Sergio Turpín

Thank you very much for your opinion, it's very helpful 😃

djuber profile image
Daniel Uber • Edited

I would add to the list of resources you included the rspec docs themselves, which are written in a BDD style, it's "given some file with code as shown", "when I run this command", "the output looks like this" which is super useful in formalizing what the documentation is trying to say, by showing what it's saying, too. is a concrete example.

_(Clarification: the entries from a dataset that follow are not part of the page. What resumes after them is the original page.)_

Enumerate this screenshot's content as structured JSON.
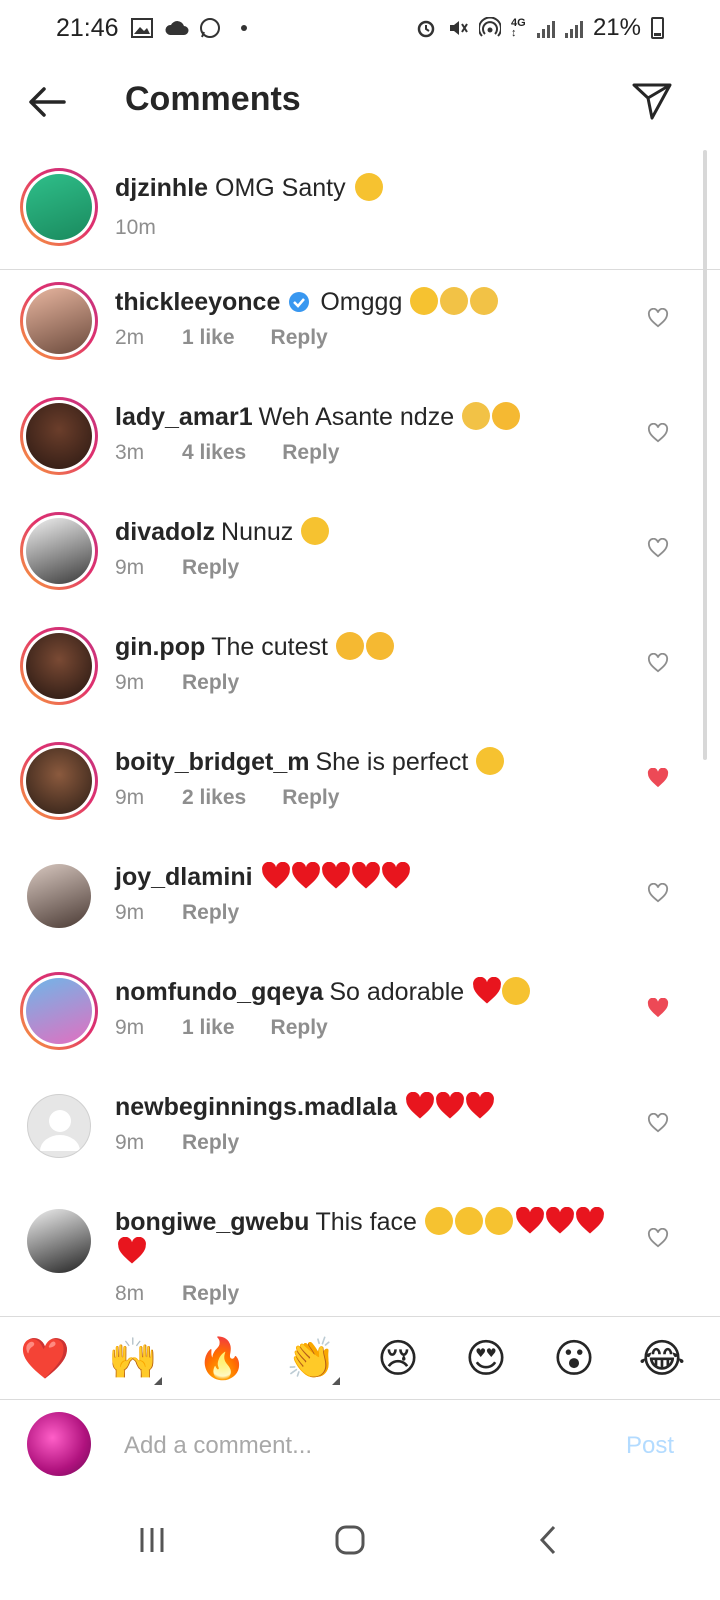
{
  "status": {
    "time": "21:46",
    "battery": "21%"
  },
  "header": {
    "title": "Comments"
  },
  "caption": {
    "username": "djzinhle",
    "text": "OMG Santy",
    "time": "10m"
  },
  "comments": [
    {
      "username": "thickleeyonce",
      "verified": true,
      "text": "Omggg",
      "time": "2m",
      "likes": "1 like",
      "reply": "Reply",
      "liked": false
    },
    {
      "username": "lady_amar1",
      "text": "Weh Asante ndze",
      "time": "3m",
      "likes": "4 likes",
      "reply": "Reply",
      "liked": false
    },
    {
      "username": "divadolz",
      "text": "Nunuz",
      "time": "9m",
      "likes": "",
      "reply": "Reply",
      "liked": false
    },
    {
      "username": "gin.pop",
      "text": "The cutest",
      "time": "9m",
      "likes": "",
      "reply": "Reply",
      "liked": false
    },
    {
      "username": "boity_bridget_m",
      "text": "She is perfect",
      "time": "9m",
      "likes": "2 likes",
      "reply": "Reply",
      "liked": true
    },
    {
      "username": "joy_dlamini",
      "text": "",
      "time": "9m",
      "likes": "",
      "reply": "Reply",
      "liked": false
    },
    {
      "username": "nomfundo_gqeya",
      "text": "So adorable",
      "time": "9m",
      "likes": "1 like",
      "reply": "Reply",
      "liked": true
    },
    {
      "username": "newbeginnings.madlala",
      "text": "",
      "time": "9m",
      "likes": "",
      "reply": "Reply",
      "liked": false
    },
    {
      "username": "bongiwe_gwebu",
      "text": "This face",
      "time": "8m",
      "likes": "",
      "reply": "Reply",
      "liked": false
    }
  ],
  "reactions": [
    "❤️",
    "🙌",
    "🔥",
    "👏",
    "😢",
    "😍",
    "😮",
    "😂"
  ],
  "composer": {
    "placeholder": "Add a comment...",
    "post_label": "Post"
  },
  "colors": {
    "like_red": "#ed4956",
    "accent_blue": "#0095f6",
    "muted": "#8e8e8e"
  }
}
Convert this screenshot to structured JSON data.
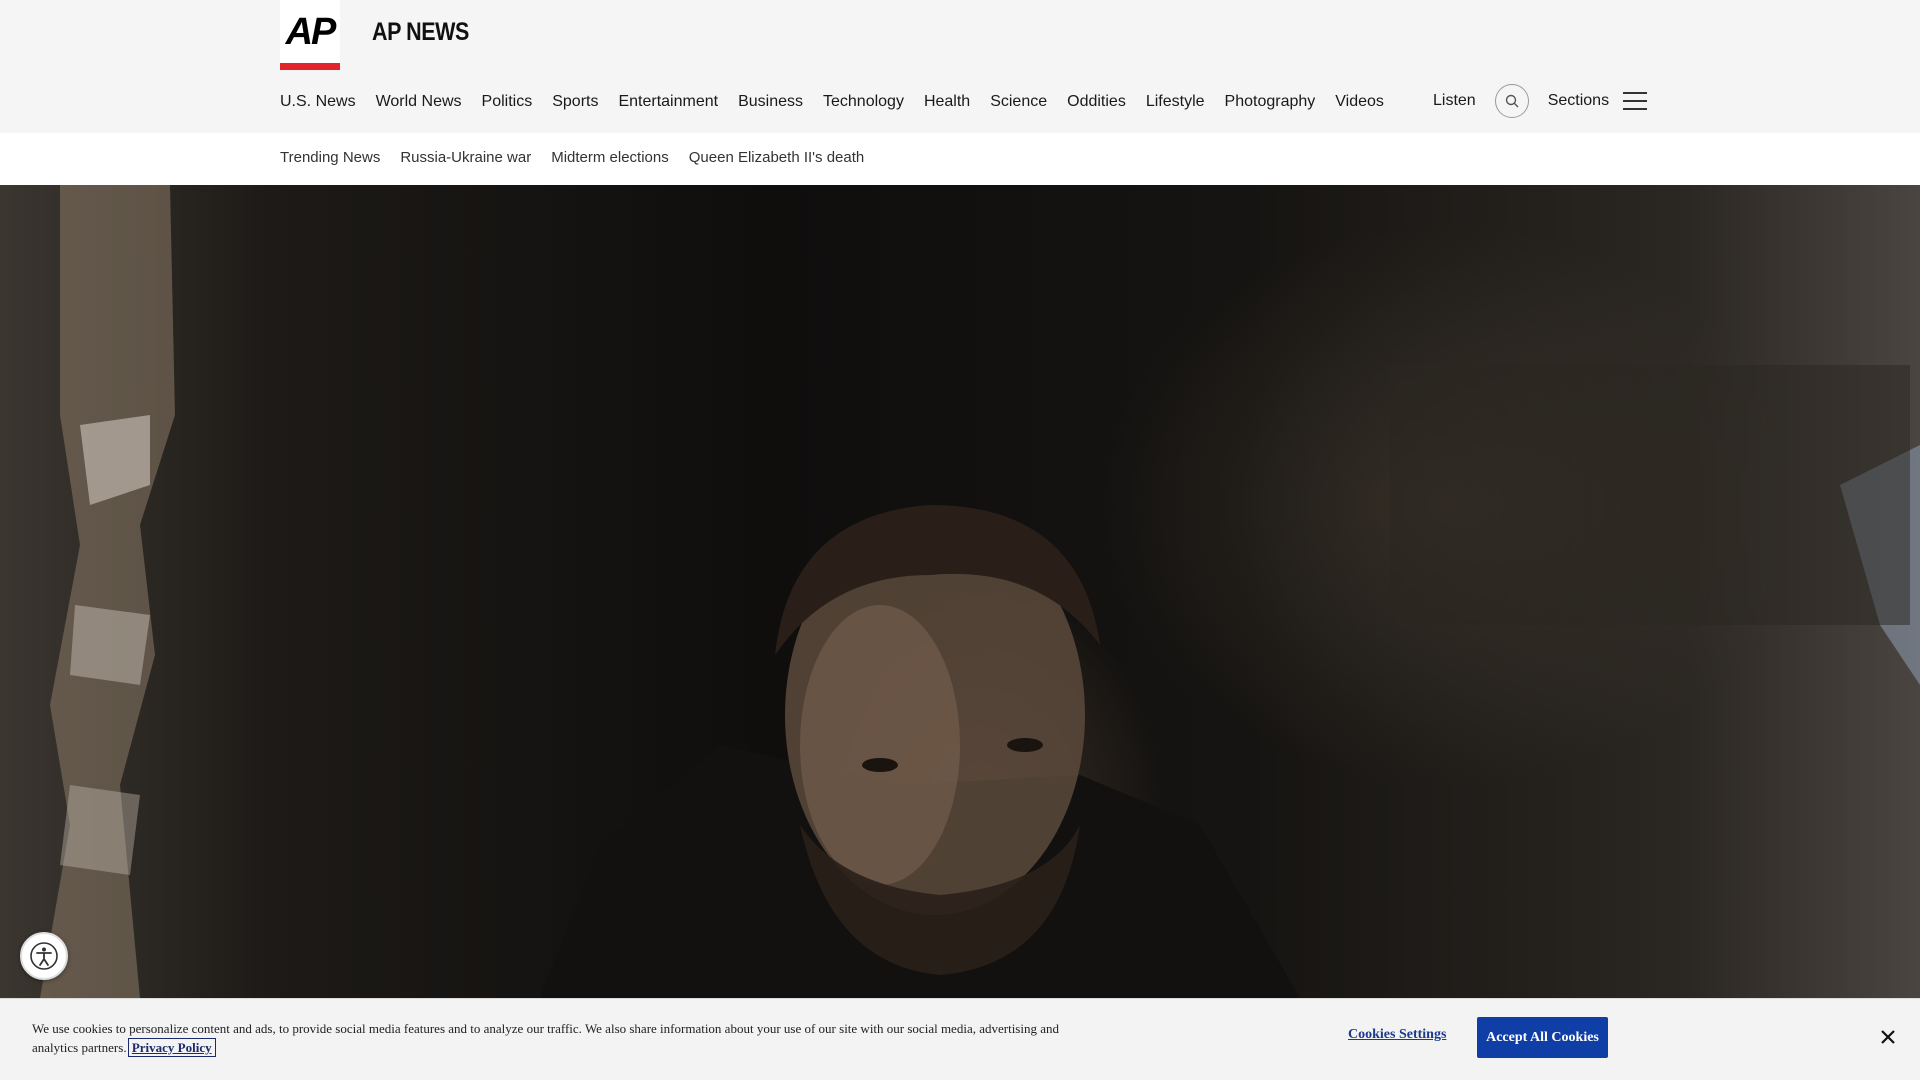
{
  "brand": {
    "logo_text": "AP",
    "name": "AP NEWS",
    "accent_color": "#e0252b"
  },
  "main_nav": {
    "items": [
      {
        "label": "U.S. News"
      },
      {
        "label": "World News"
      },
      {
        "label": "Politics"
      },
      {
        "label": "Sports"
      },
      {
        "label": "Entertainment"
      },
      {
        "label": "Business"
      },
      {
        "label": "Technology"
      },
      {
        "label": "Health"
      },
      {
        "label": "Science"
      },
      {
        "label": "Oddities"
      },
      {
        "label": "Lifestyle"
      },
      {
        "label": "Photography"
      },
      {
        "label": "Videos"
      }
    ],
    "listen_label": "Listen",
    "search_icon": "search-icon",
    "sections_label": "Sections",
    "menu_icon": "hamburger-icon"
  },
  "trending": {
    "items": [
      {
        "label": "Trending News"
      },
      {
        "label": "Russia-Ukraine war"
      },
      {
        "label": "Midterm elections"
      },
      {
        "label": "Queen Elizabeth II's death"
      }
    ]
  },
  "hero": {
    "icon": "photo"
  },
  "accessibility": {
    "icon": "accessibility-icon"
  },
  "cookie_banner": {
    "text": "We use cookies to personalize content and ads, to provide social media features and to analyze our traffic. We also share information about your use of our site with our social media, advertising and analytics partners.",
    "privacy_link": "Privacy Policy",
    "settings_label": "Cookies Settings",
    "accept_label": "Accept All Cookies",
    "accept_color": "#0f3ea6",
    "close_icon": "close-icon"
  }
}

For me, the hardest part of using the documentation is figuring out which of the bundled gems provide the functionality I need, since the documentation is divided between the gems, but I am usually internally thinking "this is rspec" about the combination of all of the components, and I find myself always second guessing "is this a mock from rspec-mocks? or is this an expectation from rspec-expectations? or is this a rails specific helper in rspec-rails?"

desilerma25 profile image
Desiree Lerma Author

Hi Daniel!
Thank you for the feedback and the additional resource. I'll add it to the resources I currently have listed. I agree, sifting through the gems to find the correct one is also a difficulty for me.

gusandrioli profile image
Gustavo Andrioli

Great stuff, thank you for this

nmhummel profile image
Natalie Hummel

Bookmarked for when I am ready to incorporate testing in my projects!